▶ _TASK ITEM_:
Could you copy every entry exactly, dropping the pictures?

Web page and app entries
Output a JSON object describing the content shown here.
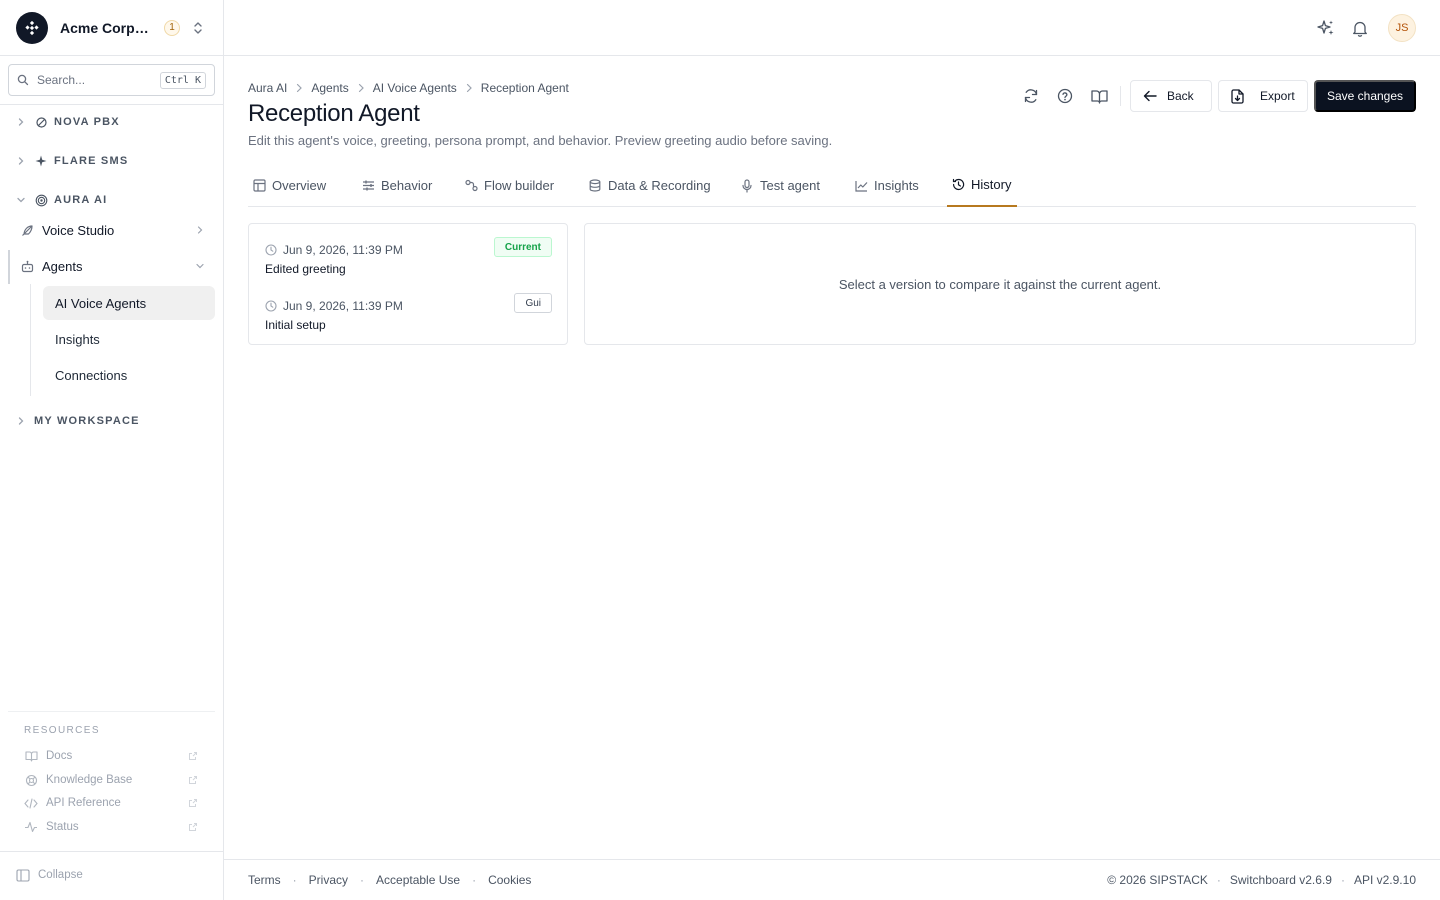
{
  "org": {
    "name": "Acme Corporation",
    "notification_count": "1"
  },
  "search": {
    "placeholder": "Search...",
    "shortcut": "Ctrl K"
  },
  "sidebar": {
    "groups": [
      {
        "label": "NOVA PBX",
        "icon": "nova-pbx-icon"
      },
      {
        "label": "FLARE SMS",
        "icon": "sparkle-icon"
      },
      {
        "label": "AURA AI",
        "icon": "aura-ai-icon"
      },
      {
        "label": "MY WORKSPACE"
      }
    ],
    "items": [
      {
        "label": "Voice Studio",
        "icon": "feather-icon"
      },
      {
        "label": "Agents",
        "icon": "bot-icon"
      }
    ],
    "sub_items": [
      {
        "label": "AI Voice Agents",
        "active": true
      },
      {
        "label": "Insights"
      },
      {
        "label": "Connections"
      }
    ],
    "resources_title": "RESOURCES",
    "resources": [
      {
        "label": "Docs",
        "icon": "book-icon"
      },
      {
        "label": "Knowledge Base",
        "icon": "lifebuoy-icon"
      },
      {
        "label": "API Reference",
        "icon": "code-icon"
      },
      {
        "label": "Status",
        "icon": "activity-icon"
      }
    ],
    "collapse_label": "Collapse"
  },
  "topbar": {
    "avatar_initials": "JS"
  },
  "breadcrumb": [
    "Aura AI",
    "Agents",
    "AI Voice Agents",
    "Reception Agent"
  ],
  "page": {
    "title": "Reception Agent",
    "subtitle": "Edit this agent's voice, greeting, persona prompt, and behavior. Preview greeting audio before saving."
  },
  "actions": {
    "back": "Back",
    "export": "Export",
    "save": "Save changes"
  },
  "tabs": [
    {
      "label": "Overview",
      "icon": "layout-icon"
    },
    {
      "label": "Behavior",
      "icon": "sliders-icon"
    },
    {
      "label": "Flow builder",
      "icon": "flow-icon"
    },
    {
      "label": "Data & Recording",
      "icon": "database-icon"
    },
    {
      "label": "Test agent",
      "icon": "mic-icon"
    },
    {
      "label": "Insights",
      "icon": "chart-icon"
    },
    {
      "label": "History",
      "icon": "history-icon",
      "active": true
    }
  ],
  "versions": [
    {
      "timestamp": "Jun 9, 2026, 11:39 PM",
      "description": "Edited greeting",
      "badge": "Current"
    },
    {
      "timestamp": "Jun 9, 2026, 11:39 PM",
      "description": "Initial setup",
      "badge": "Gui"
    }
  ],
  "compare": {
    "empty_text": "Select a version to compare it against the current agent."
  },
  "footer": {
    "links": [
      "Terms",
      "Privacy",
      "Acceptable Use",
      "Cookies"
    ],
    "copyright": "© 2026 SIPSTACK",
    "version": "Switchboard v2.6.9",
    "api": "API v2.9.10"
  },
  "colors": {
    "accent": "#b7791f",
    "primary_button": "#0b1220",
    "current_badge": "#16a34a"
  }
}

▶ _RESPONSE TO THE TASK_:
Output a JSON object describing the content shown here.
{
  "org": {
    "name": "Acme Corporation",
    "notification_count": "1"
  },
  "search": {
    "placeholder": "Search...",
    "shortcut": "Ctrl K"
  },
  "sidebar": {
    "groups": [
      {
        "label": "NOVA PBX",
        "icon": "nova-pbx-icon"
      },
      {
        "label": "FLARE SMS",
        "icon": "sparkle-icon"
      },
      {
        "label": "AURA AI",
        "icon": "aura-ai-icon"
      },
      {
        "label": "MY WORKSPACE"
      }
    ],
    "items": [
      {
        "label": "Voice Studio",
        "icon": "feather-icon"
      },
      {
        "label": "Agents",
        "icon": "bot-icon"
      }
    ],
    "sub_items": [
      {
        "label": "AI Voice Agents",
        "active": true
      },
      {
        "label": "Insights"
      },
      {
        "label": "Connections"
      }
    ],
    "resources_title": "RESOURCES",
    "resources": [
      {
        "label": "Docs",
        "icon": "book-icon"
      },
      {
        "label": "Knowledge Base",
        "icon": "lifebuoy-icon"
      },
      {
        "label": "API Reference",
        "icon": "code-icon"
      },
      {
        "label": "Status",
        "icon": "activity-icon"
      }
    ],
    "collapse_label": "Collapse"
  },
  "topbar": {
    "avatar_initials": "JS"
  },
  "breadcrumb": [
    "Aura AI",
    "Agents",
    "AI Voice Agents",
    "Reception Agent"
  ],
  "page": {
    "title": "Reception Agent",
    "subtitle": "Edit this agent's voice, greeting, persona prompt, and behavior. Preview greeting audio before saving."
  },
  "actions": {
    "back": "Back",
    "export": "Export",
    "save": "Save changes"
  },
  "tabs": [
    {
      "label": "Overview",
      "icon": "layout-icon"
    },
    {
      "label": "Behavior",
      "icon": "sliders-icon"
    },
    {
      "label": "Flow builder",
      "icon": "flow-icon"
    },
    {
      "label": "Data & Recording",
      "icon": "database-icon"
    },
    {
      "label": "Test agent",
      "icon": "mic-icon"
    },
    {
      "label": "Insights",
      "icon": "chart-icon"
    },
    {
      "label": "History",
      "icon": "history-icon",
      "active": true
    }
  ],
  "versions": [
    {
      "timestamp": "Jun 9, 2026, 11:39 PM",
      "description": "Edited greeting",
      "badge": "Current"
    },
    {
      "timestamp": "Jun 9, 2026, 11:39 PM",
      "description": "Initial setup",
      "badge": "Gui"
    }
  ],
  "compare": {
    "empty_text": "Select a version to compare it against the current agent."
  },
  "footer": {
    "links": [
      "Terms",
      "Privacy",
      "Acceptable Use",
      "Cookies"
    ],
    "copyright": "© 2026 SIPSTACK",
    "version": "Switchboard v2.6.9",
    "api": "API v2.9.10"
  },
  "colors": {
    "accent": "#b7791f",
    "primary_button": "#0b1220",
    "current_badge": "#16a34a"
  }
}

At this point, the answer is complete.